= Required action =
Check each line of the listing below for the string "estimado", then copy every line that has it.

******

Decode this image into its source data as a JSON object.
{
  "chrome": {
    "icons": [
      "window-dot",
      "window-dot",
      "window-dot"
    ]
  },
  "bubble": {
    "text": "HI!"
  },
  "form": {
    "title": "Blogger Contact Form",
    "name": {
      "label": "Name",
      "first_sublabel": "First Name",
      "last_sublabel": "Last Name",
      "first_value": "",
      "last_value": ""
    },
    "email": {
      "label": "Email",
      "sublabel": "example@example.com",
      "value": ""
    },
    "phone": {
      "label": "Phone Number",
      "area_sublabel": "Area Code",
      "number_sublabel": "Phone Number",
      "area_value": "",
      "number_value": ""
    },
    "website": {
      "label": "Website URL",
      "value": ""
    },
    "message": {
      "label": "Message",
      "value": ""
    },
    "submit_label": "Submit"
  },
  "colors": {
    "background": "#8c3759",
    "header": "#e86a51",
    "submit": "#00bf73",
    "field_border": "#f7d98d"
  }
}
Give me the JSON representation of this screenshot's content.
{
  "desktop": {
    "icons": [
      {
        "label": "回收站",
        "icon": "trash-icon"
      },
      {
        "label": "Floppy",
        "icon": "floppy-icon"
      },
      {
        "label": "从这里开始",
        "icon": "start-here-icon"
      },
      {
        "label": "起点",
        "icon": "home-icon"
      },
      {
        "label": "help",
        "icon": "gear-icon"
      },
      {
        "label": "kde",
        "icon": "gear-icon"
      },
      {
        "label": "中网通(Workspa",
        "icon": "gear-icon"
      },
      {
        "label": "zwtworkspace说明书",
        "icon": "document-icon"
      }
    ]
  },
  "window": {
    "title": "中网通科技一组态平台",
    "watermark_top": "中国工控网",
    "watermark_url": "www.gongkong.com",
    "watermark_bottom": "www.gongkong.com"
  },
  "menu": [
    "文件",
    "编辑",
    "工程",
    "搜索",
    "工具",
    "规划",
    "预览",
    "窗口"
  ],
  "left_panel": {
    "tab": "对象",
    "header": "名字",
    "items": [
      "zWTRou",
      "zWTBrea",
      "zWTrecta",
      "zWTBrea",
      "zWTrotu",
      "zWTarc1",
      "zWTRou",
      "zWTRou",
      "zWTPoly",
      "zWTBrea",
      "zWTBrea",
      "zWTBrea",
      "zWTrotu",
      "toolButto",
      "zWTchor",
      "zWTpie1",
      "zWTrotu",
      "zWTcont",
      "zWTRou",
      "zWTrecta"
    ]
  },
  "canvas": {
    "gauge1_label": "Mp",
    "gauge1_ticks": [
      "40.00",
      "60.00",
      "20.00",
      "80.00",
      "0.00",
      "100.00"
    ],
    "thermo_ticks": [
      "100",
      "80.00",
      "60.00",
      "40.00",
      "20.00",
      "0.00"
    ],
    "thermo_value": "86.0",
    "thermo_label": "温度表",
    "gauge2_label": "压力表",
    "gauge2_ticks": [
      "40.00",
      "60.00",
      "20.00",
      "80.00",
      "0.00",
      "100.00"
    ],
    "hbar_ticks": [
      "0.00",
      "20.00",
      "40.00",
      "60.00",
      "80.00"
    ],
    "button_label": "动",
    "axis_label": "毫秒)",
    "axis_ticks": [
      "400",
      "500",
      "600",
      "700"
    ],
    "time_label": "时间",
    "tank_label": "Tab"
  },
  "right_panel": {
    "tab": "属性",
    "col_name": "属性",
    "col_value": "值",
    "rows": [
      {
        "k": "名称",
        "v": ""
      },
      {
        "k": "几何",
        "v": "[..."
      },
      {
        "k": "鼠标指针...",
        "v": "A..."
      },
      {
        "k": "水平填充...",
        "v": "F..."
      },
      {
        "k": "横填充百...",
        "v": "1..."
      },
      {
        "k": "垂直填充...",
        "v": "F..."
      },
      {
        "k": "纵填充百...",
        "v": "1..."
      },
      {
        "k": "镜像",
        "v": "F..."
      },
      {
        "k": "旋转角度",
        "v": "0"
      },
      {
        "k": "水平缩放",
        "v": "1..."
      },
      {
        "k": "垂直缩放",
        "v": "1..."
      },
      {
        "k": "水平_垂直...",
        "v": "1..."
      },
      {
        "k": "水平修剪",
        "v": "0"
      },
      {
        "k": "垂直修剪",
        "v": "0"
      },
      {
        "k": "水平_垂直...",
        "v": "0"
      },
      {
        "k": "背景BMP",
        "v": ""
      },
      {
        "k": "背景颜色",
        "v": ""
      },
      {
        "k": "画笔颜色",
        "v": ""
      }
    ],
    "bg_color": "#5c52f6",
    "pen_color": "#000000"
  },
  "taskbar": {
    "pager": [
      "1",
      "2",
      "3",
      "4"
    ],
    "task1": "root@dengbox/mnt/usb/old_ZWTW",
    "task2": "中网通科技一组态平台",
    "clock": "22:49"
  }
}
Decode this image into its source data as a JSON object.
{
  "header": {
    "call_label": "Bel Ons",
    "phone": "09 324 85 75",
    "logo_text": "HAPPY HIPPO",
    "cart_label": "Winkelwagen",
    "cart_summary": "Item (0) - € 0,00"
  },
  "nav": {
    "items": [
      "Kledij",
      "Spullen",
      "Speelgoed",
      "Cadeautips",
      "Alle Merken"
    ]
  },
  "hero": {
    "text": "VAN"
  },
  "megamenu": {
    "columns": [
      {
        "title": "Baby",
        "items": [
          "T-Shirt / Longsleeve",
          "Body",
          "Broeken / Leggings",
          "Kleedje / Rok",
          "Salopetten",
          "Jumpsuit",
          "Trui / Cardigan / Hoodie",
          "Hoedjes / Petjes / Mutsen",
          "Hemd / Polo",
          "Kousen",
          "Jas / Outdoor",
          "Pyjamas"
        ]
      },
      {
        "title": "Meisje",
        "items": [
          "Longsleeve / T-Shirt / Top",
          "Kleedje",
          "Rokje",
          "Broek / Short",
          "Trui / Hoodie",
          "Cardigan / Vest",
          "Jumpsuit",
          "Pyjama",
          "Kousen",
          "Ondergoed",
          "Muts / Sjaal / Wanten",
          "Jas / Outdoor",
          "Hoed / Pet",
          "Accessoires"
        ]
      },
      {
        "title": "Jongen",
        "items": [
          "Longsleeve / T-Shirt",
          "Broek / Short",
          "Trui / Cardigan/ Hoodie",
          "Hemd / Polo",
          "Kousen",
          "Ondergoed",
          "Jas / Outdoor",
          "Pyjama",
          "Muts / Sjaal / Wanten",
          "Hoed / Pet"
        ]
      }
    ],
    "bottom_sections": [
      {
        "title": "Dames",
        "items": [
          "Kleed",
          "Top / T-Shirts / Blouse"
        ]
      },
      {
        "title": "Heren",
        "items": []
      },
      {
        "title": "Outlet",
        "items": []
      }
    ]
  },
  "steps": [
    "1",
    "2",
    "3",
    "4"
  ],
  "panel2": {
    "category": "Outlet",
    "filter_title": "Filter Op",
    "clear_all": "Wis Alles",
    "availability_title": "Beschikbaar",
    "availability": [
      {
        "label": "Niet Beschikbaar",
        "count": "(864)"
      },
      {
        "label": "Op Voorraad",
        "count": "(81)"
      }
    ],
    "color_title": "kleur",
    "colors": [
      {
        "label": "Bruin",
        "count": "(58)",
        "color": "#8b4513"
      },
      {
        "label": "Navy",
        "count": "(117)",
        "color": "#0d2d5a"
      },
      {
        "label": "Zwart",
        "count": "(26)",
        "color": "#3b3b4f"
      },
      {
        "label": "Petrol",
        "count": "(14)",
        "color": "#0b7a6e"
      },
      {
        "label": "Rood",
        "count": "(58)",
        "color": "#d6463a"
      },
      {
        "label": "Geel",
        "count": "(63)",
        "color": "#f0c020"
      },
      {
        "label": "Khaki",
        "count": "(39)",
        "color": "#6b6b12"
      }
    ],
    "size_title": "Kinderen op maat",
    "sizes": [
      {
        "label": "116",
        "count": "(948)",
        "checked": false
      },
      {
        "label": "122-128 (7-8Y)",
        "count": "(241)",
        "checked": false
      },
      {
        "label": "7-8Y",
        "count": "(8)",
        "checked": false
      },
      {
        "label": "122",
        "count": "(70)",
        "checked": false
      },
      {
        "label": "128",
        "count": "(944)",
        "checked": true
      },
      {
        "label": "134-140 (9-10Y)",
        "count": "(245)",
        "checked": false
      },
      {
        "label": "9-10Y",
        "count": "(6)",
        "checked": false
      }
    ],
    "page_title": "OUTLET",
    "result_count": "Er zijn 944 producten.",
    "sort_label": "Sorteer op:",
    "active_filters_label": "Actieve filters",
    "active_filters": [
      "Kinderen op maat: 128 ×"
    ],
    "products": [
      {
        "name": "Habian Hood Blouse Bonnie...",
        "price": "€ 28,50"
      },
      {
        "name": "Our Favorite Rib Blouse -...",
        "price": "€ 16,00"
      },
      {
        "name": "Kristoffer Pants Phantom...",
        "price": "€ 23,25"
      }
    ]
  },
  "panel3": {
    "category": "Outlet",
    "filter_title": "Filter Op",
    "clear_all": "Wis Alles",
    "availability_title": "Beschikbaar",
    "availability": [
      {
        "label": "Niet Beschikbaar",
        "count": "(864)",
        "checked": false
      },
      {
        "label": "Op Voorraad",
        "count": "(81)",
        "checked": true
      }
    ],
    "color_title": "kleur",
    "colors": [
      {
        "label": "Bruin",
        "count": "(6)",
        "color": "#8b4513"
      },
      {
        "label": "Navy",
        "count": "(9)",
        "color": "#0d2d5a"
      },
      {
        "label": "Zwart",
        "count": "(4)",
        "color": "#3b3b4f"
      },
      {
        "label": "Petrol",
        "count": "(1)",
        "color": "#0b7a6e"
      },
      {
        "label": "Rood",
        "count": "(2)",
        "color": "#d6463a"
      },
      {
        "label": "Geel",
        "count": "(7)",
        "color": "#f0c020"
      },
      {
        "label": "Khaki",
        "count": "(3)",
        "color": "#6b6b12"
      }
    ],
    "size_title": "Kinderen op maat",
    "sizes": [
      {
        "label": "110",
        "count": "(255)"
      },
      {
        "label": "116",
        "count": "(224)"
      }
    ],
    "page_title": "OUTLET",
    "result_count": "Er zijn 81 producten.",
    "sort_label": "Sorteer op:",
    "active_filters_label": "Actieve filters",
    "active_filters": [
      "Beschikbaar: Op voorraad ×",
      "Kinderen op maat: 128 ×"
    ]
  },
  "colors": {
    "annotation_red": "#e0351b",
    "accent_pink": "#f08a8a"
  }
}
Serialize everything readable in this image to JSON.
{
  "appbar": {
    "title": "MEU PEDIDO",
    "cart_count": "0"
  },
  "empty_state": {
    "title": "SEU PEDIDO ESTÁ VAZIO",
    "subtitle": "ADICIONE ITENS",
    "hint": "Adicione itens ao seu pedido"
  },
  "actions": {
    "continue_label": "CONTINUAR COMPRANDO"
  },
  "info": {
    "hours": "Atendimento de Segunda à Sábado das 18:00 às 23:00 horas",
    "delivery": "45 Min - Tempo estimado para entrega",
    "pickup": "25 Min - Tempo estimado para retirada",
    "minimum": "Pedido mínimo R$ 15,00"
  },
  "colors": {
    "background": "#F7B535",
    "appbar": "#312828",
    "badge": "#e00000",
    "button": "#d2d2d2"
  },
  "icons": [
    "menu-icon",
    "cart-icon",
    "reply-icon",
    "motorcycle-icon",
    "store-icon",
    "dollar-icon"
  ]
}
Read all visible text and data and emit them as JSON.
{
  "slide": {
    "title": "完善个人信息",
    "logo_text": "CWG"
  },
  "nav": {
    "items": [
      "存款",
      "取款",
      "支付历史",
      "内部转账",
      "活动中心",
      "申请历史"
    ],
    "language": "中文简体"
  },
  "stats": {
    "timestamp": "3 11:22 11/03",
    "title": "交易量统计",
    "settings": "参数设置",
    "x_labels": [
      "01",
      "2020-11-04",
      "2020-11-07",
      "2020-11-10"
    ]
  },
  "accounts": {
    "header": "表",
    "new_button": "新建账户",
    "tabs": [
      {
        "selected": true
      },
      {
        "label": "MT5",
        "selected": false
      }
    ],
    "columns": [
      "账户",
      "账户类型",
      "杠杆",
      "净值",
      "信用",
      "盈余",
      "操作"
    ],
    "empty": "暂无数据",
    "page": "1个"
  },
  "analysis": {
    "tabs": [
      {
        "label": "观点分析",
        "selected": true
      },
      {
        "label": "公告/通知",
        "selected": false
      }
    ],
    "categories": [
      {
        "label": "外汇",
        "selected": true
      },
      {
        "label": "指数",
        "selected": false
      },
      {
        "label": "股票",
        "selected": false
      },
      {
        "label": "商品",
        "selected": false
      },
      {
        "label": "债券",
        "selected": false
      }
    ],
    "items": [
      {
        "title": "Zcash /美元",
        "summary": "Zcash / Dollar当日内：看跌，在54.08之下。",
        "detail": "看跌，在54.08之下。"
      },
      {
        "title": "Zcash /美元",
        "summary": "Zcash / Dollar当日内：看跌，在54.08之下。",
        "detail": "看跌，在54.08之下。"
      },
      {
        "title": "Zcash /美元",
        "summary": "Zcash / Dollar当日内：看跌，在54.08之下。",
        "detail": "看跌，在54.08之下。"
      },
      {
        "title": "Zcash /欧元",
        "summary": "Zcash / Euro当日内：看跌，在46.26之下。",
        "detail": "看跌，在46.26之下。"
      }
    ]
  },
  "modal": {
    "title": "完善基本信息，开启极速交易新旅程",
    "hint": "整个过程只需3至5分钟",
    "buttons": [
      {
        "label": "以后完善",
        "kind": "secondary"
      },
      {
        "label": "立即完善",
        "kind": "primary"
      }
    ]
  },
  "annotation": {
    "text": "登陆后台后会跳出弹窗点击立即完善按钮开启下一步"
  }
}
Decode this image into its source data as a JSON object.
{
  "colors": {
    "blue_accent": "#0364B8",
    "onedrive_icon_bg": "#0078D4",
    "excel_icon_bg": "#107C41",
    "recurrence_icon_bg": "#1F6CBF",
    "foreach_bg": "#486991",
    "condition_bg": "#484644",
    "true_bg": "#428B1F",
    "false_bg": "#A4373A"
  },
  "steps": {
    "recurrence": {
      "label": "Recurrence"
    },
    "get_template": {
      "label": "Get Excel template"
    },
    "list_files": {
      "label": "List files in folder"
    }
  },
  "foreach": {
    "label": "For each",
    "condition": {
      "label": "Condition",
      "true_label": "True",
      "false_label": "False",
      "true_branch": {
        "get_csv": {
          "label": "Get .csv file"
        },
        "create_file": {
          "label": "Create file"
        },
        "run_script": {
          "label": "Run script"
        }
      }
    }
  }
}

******

= Answer =
    "delivery": "45 Min - Tempo estimado para entrega",
    "pickup": "25 Min - Tempo estimado para retirada",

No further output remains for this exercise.